A 3 year old male with a history of severe eczema presents for facial rash and hand pain. Mom has been applying aquaphor and vaseline several times a day. This morning, he woke up with a new rash over his face and hands which prompted ED visit. Vitals include BP 103/61, HR 156, Temp 102.9F, RR 30, SpO2 99%. Exam is notable for diffuse, dry skin throughout and findings as below. Lesions spare mucous membranes and palms/soles. Nikolsky sign negative.

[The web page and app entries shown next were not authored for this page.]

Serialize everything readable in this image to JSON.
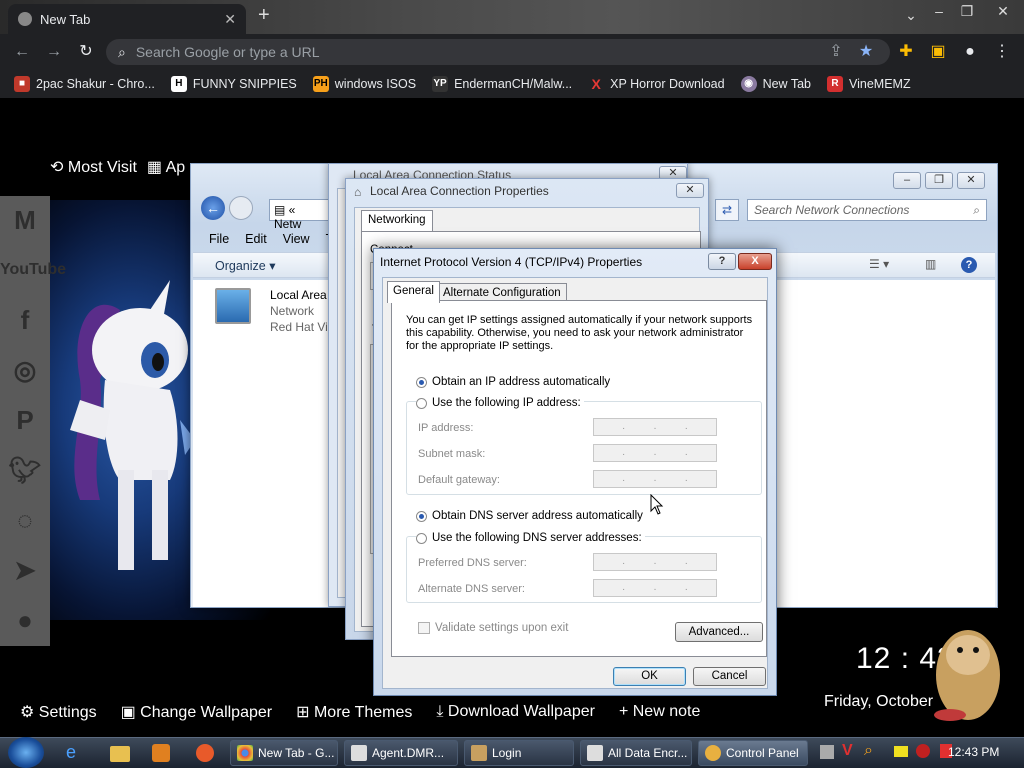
{
  "browser": {
    "tab_title": "New Tab",
    "omnibox_placeholder": "Search Google or type a URL",
    "bookmarks": [
      {
        "label": "2pac Shakur - Chro...",
        "icon": "gift-icon"
      },
      {
        "label": "FUNNY SNIPPIES",
        "icon": "h-icon"
      },
      {
        "label": "windows ISOS",
        "icon": "ph-icon"
      },
      {
        "label": "EndermanCH/Malw...",
        "icon": "yp-icon"
      },
      {
        "label": "XP Horror Download",
        "icon": "x-icon"
      },
      {
        "label": "New Tab",
        "icon": "globe-icon"
      },
      {
        "label": "VineMEMZ",
        "icon": "r-icon"
      }
    ]
  },
  "newtab": {
    "most_visited": "Most Visit",
    "apps": "Ap",
    "search_google": "Search Google",
    "bottom_links": [
      "Settings",
      "Change Wallpaper",
      "More Themes",
      "Download Wallpaper",
      "+ New note"
    ],
    "clock": "12 : 43",
    "date": "Friday, October",
    "social": [
      "gmail",
      "YouTube",
      "facebook",
      "instagram",
      "pinterest",
      "twitter",
      "whatsapp",
      "telegram",
      "reddit"
    ]
  },
  "explorer": {
    "address_crumb": "Netw",
    "search_placeholder": "Search Network Connections",
    "menu": [
      "File",
      "Edit",
      "View",
      "To"
    ],
    "organize": "Organize",
    "item": {
      "name": "Local Area",
      "line2": "Network",
      "line3": "Red Hat Vir"
    }
  },
  "status_window": {
    "title": "Local Area Connection Status"
  },
  "props_window": {
    "title": "Local Area Connection Properties",
    "tab": "Networking",
    "partial_label": "Connect",
    "t_label": "T"
  },
  "ipv4": {
    "title": "Internet Protocol Version 4 (TCP/IPv4) Properties",
    "tabs": [
      "General",
      "Alternate Configuration"
    ],
    "description": [
      "You can get IP settings assigned automatically if your network supports",
      "this capability. Otherwise, you need to ask your network administrator",
      "for the appropriate IP settings."
    ],
    "ip_auto": "Obtain an IP address automatically",
    "ip_manual": "Use the following IP address:",
    "ip_address": "IP address:",
    "subnet_mask": "Subnet mask:",
    "default_gateway": "Default gateway:",
    "dns_auto": "Obtain DNS server address automatically",
    "dns_manual": "Use the following DNS server addresses:",
    "preferred_dns": "Preferred DNS server:",
    "alternate_dns": "Alternate DNS server:",
    "validate": "Validate settings upon exit",
    "advanced": "Advanced...",
    "ok": "OK",
    "cancel": "Cancel",
    "help": "?",
    "close": "X"
  },
  "taskbar": {
    "items": [
      "New Tab - G...",
      "Agent.DMR...",
      "Login",
      "All Data Encr...",
      "Control Panel"
    ],
    "time": "12:43 PM"
  },
  "colors": {
    "chrome_bg": "#202124",
    "win7_title": "#c9d8ec",
    "close_red": "#c8412b"
  }
}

What’s the diagnosis?
Answer: Eczema Herpeticum
- Demonstrated by multiple grouped pustules on an erythematous base
- Typically caused by superinfection of HSV due to a diminished skin barrier from atopic dermatitis
- Commonly misdiagnosed as impetigo

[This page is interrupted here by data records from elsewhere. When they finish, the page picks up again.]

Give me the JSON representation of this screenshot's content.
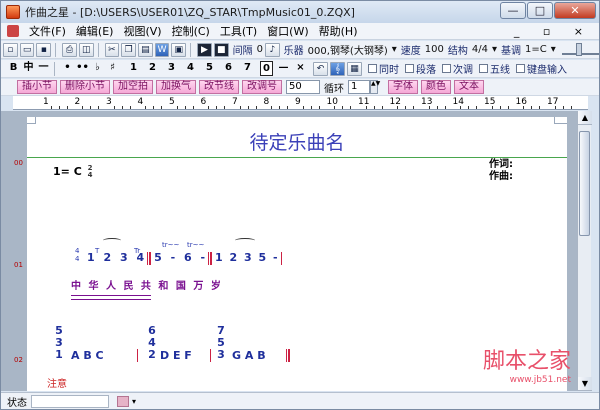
{
  "titlebar": {
    "title": "作曲之星 - [D:\\USERS\\USER01\\ZQ_STAR\\TmpMusic01_0.ZQX]",
    "min": "—",
    "max": "□",
    "close": "✕"
  },
  "menubar": {
    "items": [
      "文件(F)",
      "编辑(E)",
      "视图(V)",
      "控制(C)",
      "工具(T)",
      "窗口(W)",
      "帮助(H)"
    ],
    "mdi": "_ ▫ ×"
  },
  "toolbar1": {
    "tempo_label": "间隔",
    "tempo_value": "0",
    "instrument_label": "乐器",
    "instrument_value": "000,钢琴(大钢琴)",
    "speed_label": "速度",
    "speed_value": "100",
    "structure_label": "结构",
    "structure_value": "4/4",
    "key_label": "基调",
    "key_value": "1=C"
  },
  "toolbar2": {
    "bold": "B",
    "mid": "中",
    "sym": "一",
    "dot1": "•",
    "dot2": "••",
    "flat": "♭",
    "sharp": "♯",
    "numbers": [
      "1",
      "2",
      "3",
      "4",
      "5",
      "6",
      "7",
      "0"
    ],
    "dash": "—",
    "cross": "×",
    "checks": [
      "同时",
      "段落",
      "次调",
      "五线",
      "键盘输入"
    ]
  },
  "toolbar3": {
    "buttons": [
      "插小节",
      "删除小节",
      "加空拍",
      "加换气",
      "改节线",
      "改调号"
    ],
    "length_value": "50",
    "cycle_label": "循环",
    "cycle_value": "1",
    "buttons2": [
      "字体",
      "颜色",
      "文本"
    ]
  },
  "ruler": {
    "labels": [
      "1",
      "2",
      "3",
      "4",
      "5",
      "6",
      "7",
      "8",
      "9",
      "10",
      "11",
      "12",
      "13",
      "14",
      "15",
      "16",
      "17"
    ]
  },
  "document": {
    "title": "待定乐曲名",
    "key": "1=  C",
    "time_top": "2",
    "time_bottom": "4",
    "lyricist": "作词:",
    "composer": "作曲:",
    "line_numbers": [
      "00",
      "01",
      "02"
    ],
    "row1_fraction_top": "4",
    "row1_fraction_bottom": "4",
    "row1_notes_a": "1 2 3 4",
    "row1_notes_b": "5 - 6 -",
    "row1_notes_c": "1 2 3 5 -",
    "row1_marks": [
      "T",
      "Tr",
      "tr~~",
      "tr~~"
    ],
    "lyrics": "中 华 人 民    共   和     国 万  岁",
    "chords": [
      "5",
      "3",
      "1",
      "6",
      "4",
      "2",
      "7",
      "5",
      "3"
    ],
    "row2_letters_a": "A  B  C",
    "row2_letters_b": "D E F",
    "row2_letters_c": "G A B",
    "note_label": "注意"
  },
  "statusbar": {
    "label": "状态"
  },
  "watermark": {
    "text": "脚本之家",
    "url": "www.jb51.net"
  }
}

- Potentially life-threatening if has multisystem involvement such as HSV keratitis or encephalitis
- In this case, ophthalmology was consulted to rule out ophthalmologic infection due to extensive rash. Dermatology was consulted for a wound culture which resulted positive for VZV.
- Treatment includes Acyclovir in addition to gram positive coverage such as Bactrim or Cephalexin
American Academy of Pediatrics: Herpes simplex. In: Kimberlin DW, Brady MT, Jackson MA, Long SS, eds. Red Book: 2015 Report of the Committee on Infectious Diseases. 30th ed. Elk Grove Village, IL: American Academy of Pediatrics; 2015:432–445.